## RECORDS PROVIDED
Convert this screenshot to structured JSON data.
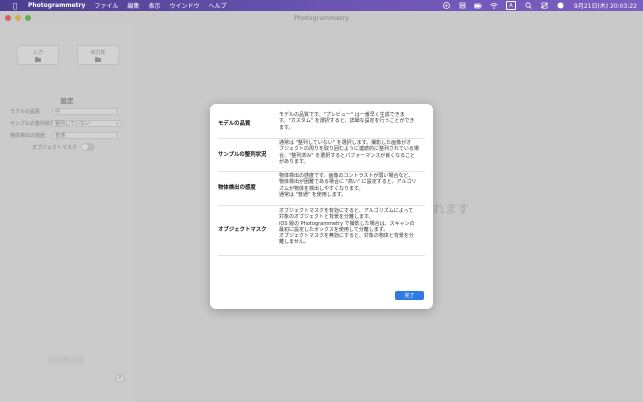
{
  "menubar": {
    "apple_icon": "apple-logo",
    "app_name": "Photogrammetry",
    "items": [
      "ファイル",
      "編集",
      "表示",
      "ウインドウ",
      "ヘルプ"
    ],
    "clock": "9月21日(木) 20:03:22",
    "input_indicator": "A"
  },
  "window": {
    "title": "Photogrammetry"
  },
  "sidebar": {
    "input_label": "入力",
    "output_label": "出力先",
    "settings_title": "設定",
    "quality_label": "モデルの品質",
    "quality_value": "中",
    "ordering_label": "サンプルの整列状況",
    "ordering_value": "整列していない",
    "sensitivity_label": "物体検出の感度",
    "sensitivity_value": "普通",
    "object_mask_label": "オブジェクトマスク",
    "object_mask_on": false,
    "help_label": "?"
  },
  "main": {
    "drop_text": "れます"
  },
  "help_sheet": {
    "rows": [
      {
        "term": "モデルの品質",
        "lines": [
          "モデルの品質です。\"プレビュー\" は一番早く生成できま",
          "す。\"カスタム\" を選択すると、詳細な設定を行うことができ",
          "ます。"
        ]
      },
      {
        "term": "サンプルの整列状況",
        "lines": [
          "通常は \"整列していない\" を選択します。撮影した画像がオ",
          "ブジェクトの周りを取り囲むように連続的に整列されている場",
          "合、\"整列済み\" を選択するとパフォーマンスが良くなること",
          "があります。"
        ]
      },
      {
        "term": "物体検出の感度",
        "lines": [
          "物体検出の感度です。画像のコントラストが弱い場合など、",
          "物体検出が困難である場合に \"高い\" に設定すると、アルゴリ",
          "ズムが物体を検出しやすくなります。",
          "通常は \"普通\" を使用します。"
        ]
      },
      {
        "term": "オブジェクトマスク",
        "lines": [
          "オブジェクトマスクを有効にすると、アルゴリズムによって",
          "対象のオブジェクトと背景を分離します。",
          "iOS 版の Photogrammetry で撮影した場合は、スキャンの",
          "最初に設定したボックスを使用して分離します。",
          "オブジェクトマスクを無効にすると、対象の物体と背景を分",
          "離しません。"
        ]
      }
    ],
    "done_label": "完了"
  }
}
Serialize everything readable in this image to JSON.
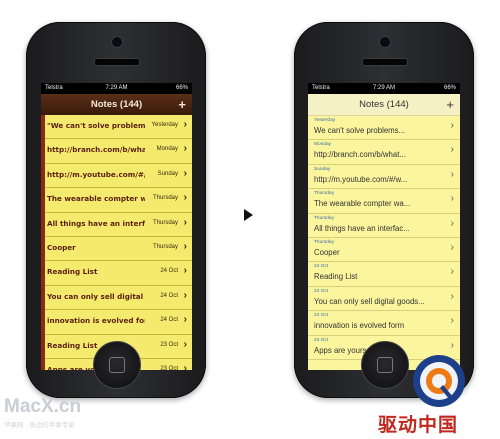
{
  "watermarks": {
    "left": "MacX.cn",
    "left_sub": "苹果网 · 身边的苹果专家",
    "right": "驱动中国"
  },
  "left_app": {
    "status": {
      "carrier": "Telstra",
      "time": "7:29 AM",
      "battery": "66%"
    },
    "title": "Notes (144)",
    "add": "+",
    "notes": [
      {
        "title": "\"We can't solve problems...",
        "date": "Yesterday"
      },
      {
        "title": "http://branch.com/b/what...",
        "date": "Monday"
      },
      {
        "title": "http://m.youtube.com/#/w...",
        "date": "Sunday"
      },
      {
        "title": "The wearable compter wa...",
        "date": "Thursday"
      },
      {
        "title": "All things have an interfac...",
        "date": "Thursday"
      },
      {
        "title": "Cooper",
        "date": "Thursday"
      },
      {
        "title": "Reading List",
        "date": "24 Oct"
      },
      {
        "title": "You can only sell digital goods...",
        "date": "24 Oct"
      },
      {
        "title": "innovation is evolved form",
        "date": "24 Oct"
      },
      {
        "title": "Reading List",
        "date": "23 Oct"
      },
      {
        "title": "Apps are yours",
        "date": "23 Oct"
      }
    ],
    "chevron": "›"
  },
  "right_app": {
    "status": {
      "carrier": "Telstra",
      "time": "7:29 AM",
      "battery": "66%"
    },
    "title": "Notes (144)",
    "add": "+",
    "notes": [
      {
        "title": "We can't solve problems...",
        "date": "Yesterday"
      },
      {
        "title": "http://branch.com/b/what...",
        "date": "Monday"
      },
      {
        "title": "http://m.youtube.com/#/w...",
        "date": "Sunday"
      },
      {
        "title": "The wearable compter wa...",
        "date": "Thursday"
      },
      {
        "title": "All things have an interfac...",
        "date": "Thursday"
      },
      {
        "title": "Cooper",
        "date": "Thursday"
      },
      {
        "title": "Reading List",
        "date": "24 Oct"
      },
      {
        "title": "You can only sell digital goods...",
        "date": "24 Oct"
      },
      {
        "title": "innovation is evolved form",
        "date": "24 Oct"
      },
      {
        "title": "Apps are yours",
        "date": "23 Oct"
      }
    ],
    "chevron": "›"
  },
  "colors": {
    "old_paper": "#f4ea6e",
    "old_bar": "#4a2412",
    "new_paper": "#fbf59d",
    "date_blue": "#3a6fa8",
    "brand_red": "#c0281f"
  }
}
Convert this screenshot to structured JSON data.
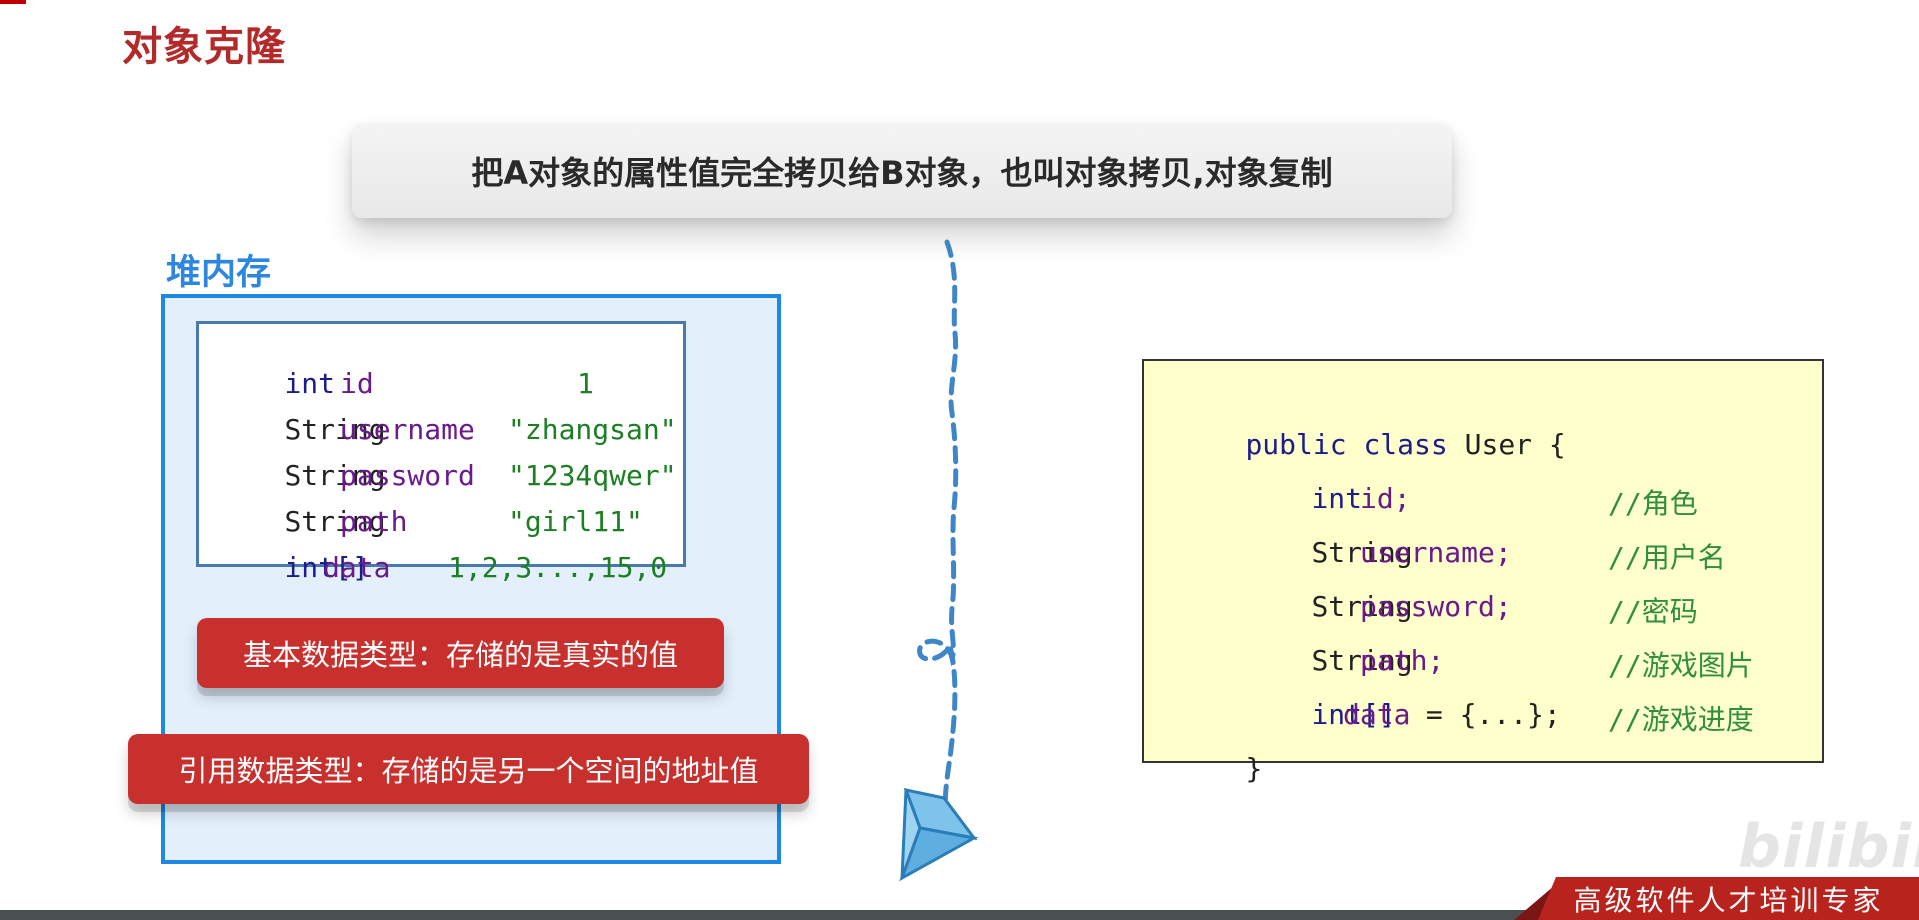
{
  "slide": {
    "title": "对象克隆",
    "banner": "把A对象的属性值完全拷贝给B对象，也叫对象拷贝,对象复制",
    "heap_label": "堆内存"
  },
  "heap_object": {
    "rows": [
      {
        "type": "int",
        "name": "id",
        "value": "1"
      },
      {
        "type": "String",
        "name": "username",
        "value": "\"zhangsan\""
      },
      {
        "type": "String",
        "name": "password",
        "value": "\"1234qwer\""
      },
      {
        "type": "String",
        "name": "path",
        "value": "\"girl11\""
      },
      {
        "type": "int[]",
        "name": "data",
        "value": "1,2,3...,15,0"
      }
    ]
  },
  "notes": {
    "primitive": "基本数据类型：存储的是真实的值",
    "reference": "引用数据类型：存储的是另一个空间的地址值"
  },
  "code": {
    "line1_kw1": "public",
    "line1_kw2": "class",
    "line1_rest": "User {",
    "fields": [
      {
        "type": "int",
        "name": "id;",
        "comment": "//角色"
      },
      {
        "type": "String",
        "name": "username;",
        "comment": "//用户名"
      },
      {
        "type": "String",
        "name": "password;",
        "comment": "//密码"
      },
      {
        "type": "String",
        "name": "path;",
        "comment": "//游戏图片"
      },
      {
        "type": "int[]",
        "name": "data",
        "rest": " = {...};",
        "comment": "//游戏进度"
      }
    ],
    "close": "}"
  },
  "footer": {
    "tagline": "高级软件人才培训专家",
    "watermark": "bilibili"
  },
  "colors": {
    "title_red": "#b22a2a",
    "heap_blue": "#1e88e5",
    "pill_red": "#c8302e",
    "code_bg": "#ffffcc",
    "arrow_blue": "#3f86c8"
  }
}
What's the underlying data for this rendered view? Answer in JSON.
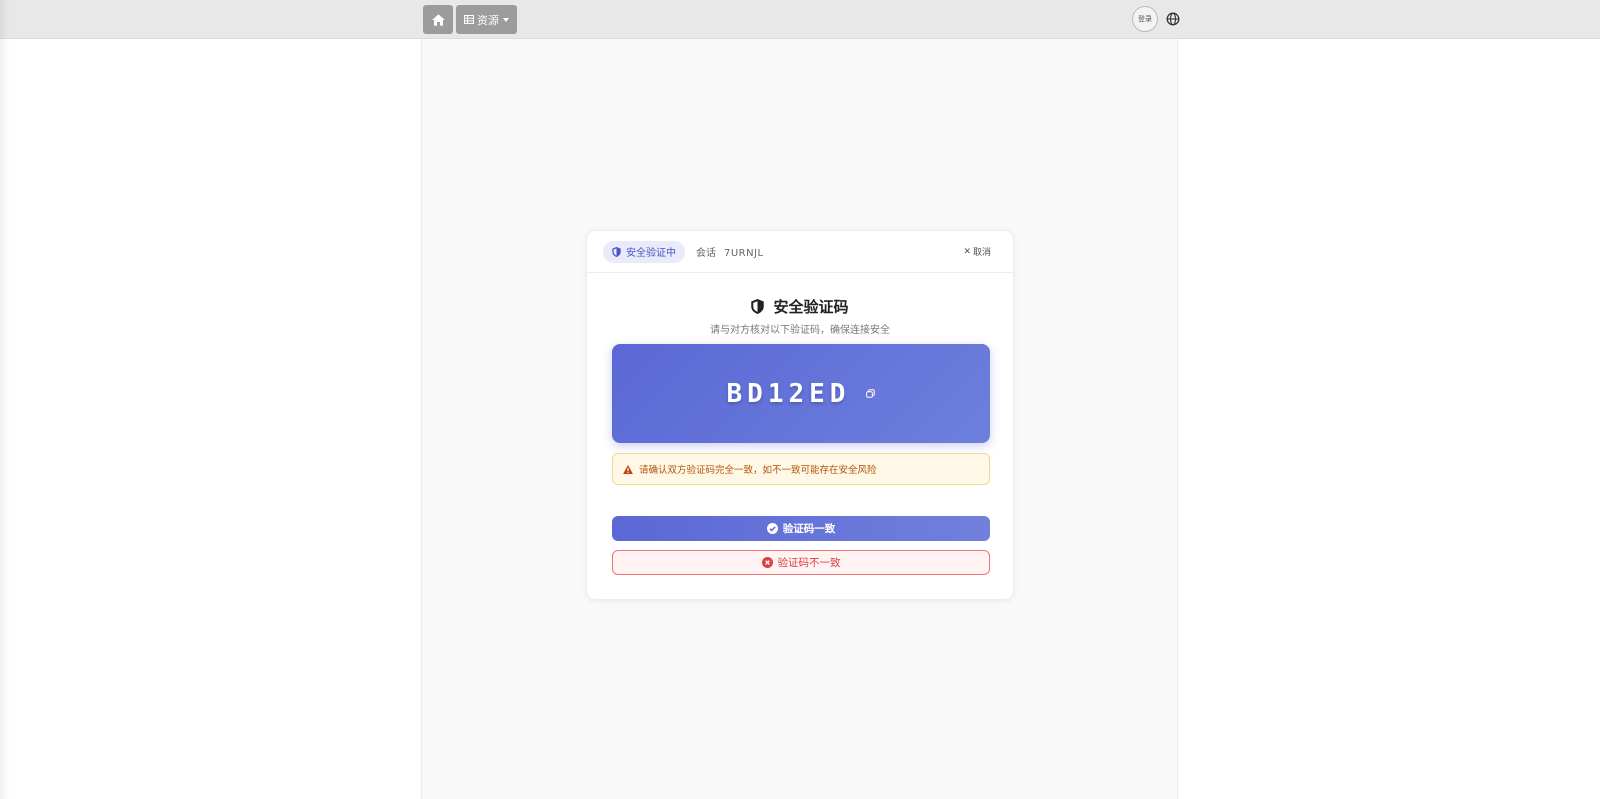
{
  "navbar": {
    "home_icon": "home-icon",
    "resources_label": "资源",
    "resources_icon": "grid-icon",
    "login_label": "登录",
    "language_icon": "globe-icon"
  },
  "card": {
    "status_label": "安全验证中",
    "session_label": "会话",
    "session_id": "7URNJL",
    "cancel_label": "取消",
    "title": "安全验证码",
    "subtitle": "请与对方核对以下验证码，确保连接安全",
    "code": "BD12ED",
    "warning": "请确认双方验证码完全一致，如不一致可能存在安全风险",
    "confirm_label": "验证码一致",
    "mismatch_label": "验证码不一致"
  },
  "colors": {
    "accent": "#5b68d6",
    "warning_text": "#b45309",
    "danger": "#d94242"
  }
}
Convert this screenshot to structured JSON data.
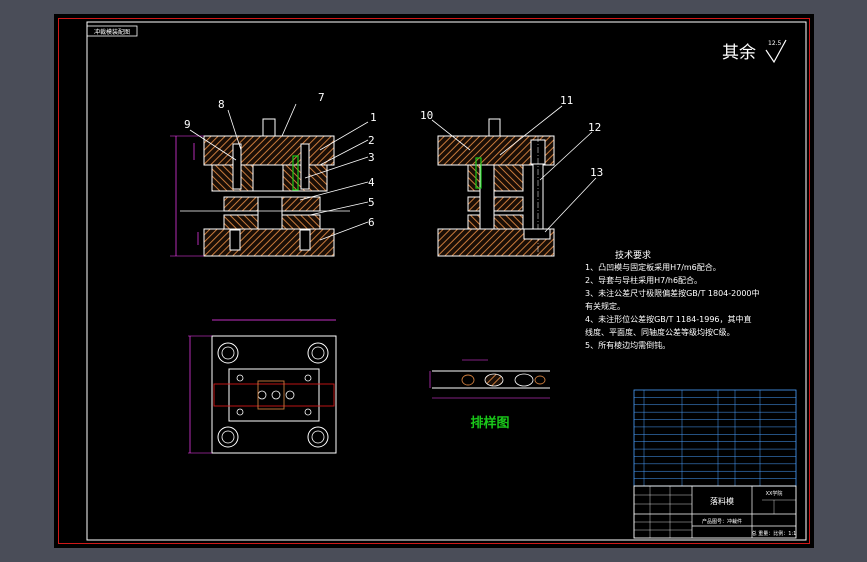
{
  "corner_tag": "冲裁模装配图",
  "roughness": {
    "label": "其余",
    "value": "12.5"
  },
  "part_numbers": [
    "1",
    "2",
    "3",
    "4",
    "5",
    "6",
    "7",
    "8",
    "9",
    "10",
    "11",
    "12",
    "13"
  ],
  "strip_label": "排样图",
  "requirements": {
    "title": "技术要求",
    "items": [
      "1、凸凹模与固定板采用H7/m6配合。",
      "2、导套与导柱采用H7/h6配合。",
      "3、未注公差尺寸极限偏差按GB/T 1804-2000中",
      "    有关规定。",
      "4、未注形位公差按GB/T 1184-1996，其中直",
      "    线度、平面度、同轴度公差等级均按C级。",
      "5、所有棱边均需倒钝。"
    ]
  },
  "title_block": {
    "drawing_name": "落料模",
    "school": "XX学院",
    "footer_left": "产品图号：冲裁件",
    "footer_right": "总 重量：比例：1:1"
  },
  "colors": {
    "background": "#000000",
    "frame": "#d01818",
    "lines": "#ffffff",
    "hatch": "#c87a3c",
    "leaders": "#ffffff",
    "dims": "#ff40ff",
    "green": "#19c819",
    "table": "#4aa0ff"
  }
}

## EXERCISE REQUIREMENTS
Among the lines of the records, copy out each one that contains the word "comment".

## OUTPUT OF THE TASK
        "comment": "//角色"
        "comment": "//用户名"
        "comment": "//密码"
        "comment": "//游戏图片"
        "comment": "//游戏进度"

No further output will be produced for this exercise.